Just What the Doctor Ordered

By April 14, 2014Taxation

Last Friday President of the Federal Reserve Bank of Minneapolis Narayana Kocherlokata (Ph.D.), noted in a speech that, “the future course of the U.S. economy is not predetermined by the events of the past seven years. Both history and theory have the same lesson: It is possible to undo what might now appear to be permanent changes.” The way that he proposes to do this is by reducing he suggests is by, “reducing the tax rate on the process of transforming current goods into future goods. In practice, the government can accomplish such a reduction in a relatively targeted fashion by allowing businesses to completely expense any investments into equipment, structures, or R&D.” Doing so, “leads to a higher rate of capital accumulation, which stimulates future economic activity by lowering the future costs of production,” something all manufacturers agree is critical.

This particularly timely prescription for economic recovery comes just days after two bills were introduced to make two critical, pro-investment incentives permanent, H.R. 4457, by Reps. Tiberi (R-OH) and Kind (D-WI) to permanently extend increased Section 179 expensing and H.R. 4438 to simplify and make permanent the research credit introduced by Reps. Brady (R-TX) and Larson (D-CT. These bills are just what the Ph.D. ordered.

The NAM has long supported the extension of enhanced Section 179 expensing and the bill introduced by Reps. Tiberi and Kind would take this one step further and make this important pro-growth, pro-investment incentive permanent. The expiration of the enhanced Section 179 at the end of 2013 has put investment decisions on hold for many small and medium sized manufacturers who do not know what tax provisions may be in place by the end of this year. H.R. 4457 would raise the cap for Section 179 expensing from $25,000 where it is today to $500,000 with a $2 million phase out. Making this provision a permanent part of the tax code will help these manufacturers invest and compete but it will also help those manufacturers whose customers rely on enhanced Section 179 to help defray the tax cost of their investment.

Likewise, the R&D tax credit is a proven incentive for spurring private-sector investment in R&D and creating domestic, high-wage R&D jobs, as 70% of credit dollars are used to pay the salaries of high-skilled R&D workers.
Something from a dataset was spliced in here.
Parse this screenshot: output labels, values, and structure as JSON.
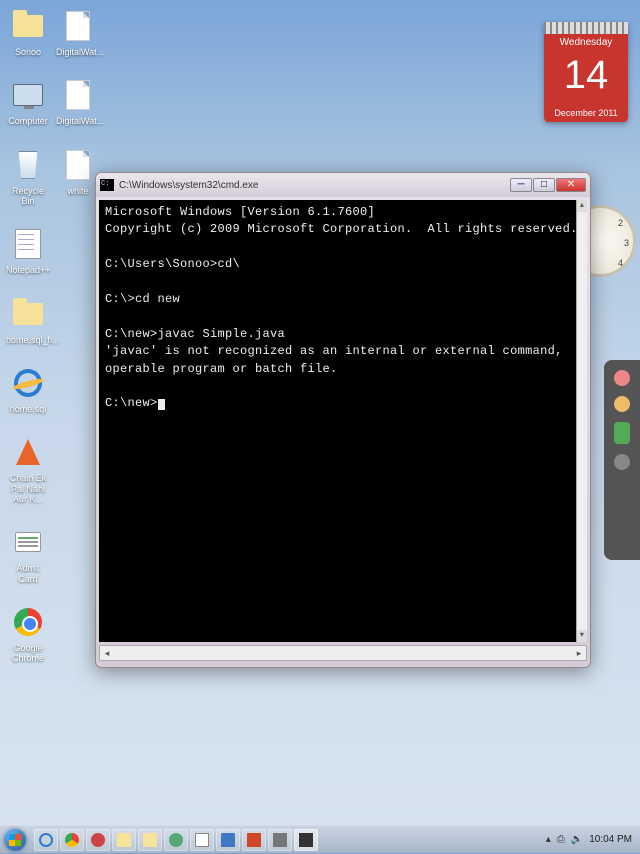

For manufacturers, R&D fuels innovation that translates into new product development and increased productivity—two key factors necessary for growth in manufacturing. Unfortunately, the credit has never been a permanent part of the tax code since it was first enacted in 1981, and Congress recently allowed the R&D Credit to expire on December 31, 2013, creating unnecessary uncertainty for American manufacturers. The NAM supports the strengthened, permanent R&D credit provided in H.R. 4438, which will enhance the credit’s incentive value and increase U.S. competiveness in the global race for R&D investment dollars.

So while not full expensing, by seeking to make these important policies permanent, these two measures would go a long way towards injecting some certainty and growth into our still lagging economy and would be actions manufacturers would certainly applaud.

Carolyn Lee is Senior Director of Tax Policy for the National Association of Manufacturers.

Christina Crooks is Director of Tax Policy for the National Association of Manufacturers.

Carolyn Lee

Carolyn Lee

Executive Director of The Manufacturing Institute at The Manufacturing Institute
Carolyn Lee is Executive Director of The Manufacturing Institute, the non-profit affiliate of the National Association of Manufacturers (NAM), the nation’s largest industrial trade association. Carolyn drives an agenda focused on improving the manufacturing industry through its three centers: the Center for the American Workforce, the Center for Manufacturing Research, and the Center for Best Practices.

In her role, Carolyn leads the Institute’s workforce efforts to close the skills gap and inspire all Americans to enter the U.S. manufacturing workforce, focusing on women, youth, and veterans. Carolyn steers the Institute’s initiatives and programs to educate the public on manufacturing careers, improve the quality of manufacturing education, engage, develop and retain key members of the workforce, and identify and document best practices. In addition, Carolyn drives the agenda for the Center for Manufacturing Research, which partners with leading consulting firms in the country. The Institute studies the critical issues facing manufacturing and then applies that research to develop and identify solutions that are implemented by companies, schools, governments, and organizations across the country.

Prior to joining the Institute, Carolyn was Senior Director of Tax Policy at the NAM beginning in 2011, where she was responsible for key portions of the NAM’s tax portfolio representing the manufacturing community on Capitol Hill and in the business community and working closely with the NAM membership. She served as the Director of Legislative and Government Affairs at the Telecommunications Industry Association, Manager of State and Federal Government Affairs for 3M Company, and in various positions on Capitol Hill including as Legislative Director for former U.S. Senator Olympia Snowe (R-ME), and as a senior legislative staff member for former U.S. Rep. Sue Kelly (R-NY).

Carolyn is a graduate of Gettysburg College in Gettysburg, Pennsylvania graduating with a B.A. in Political Science. She resides in Northern Virginia with her husband and three children.
Carolyn Lee

Leave a Reply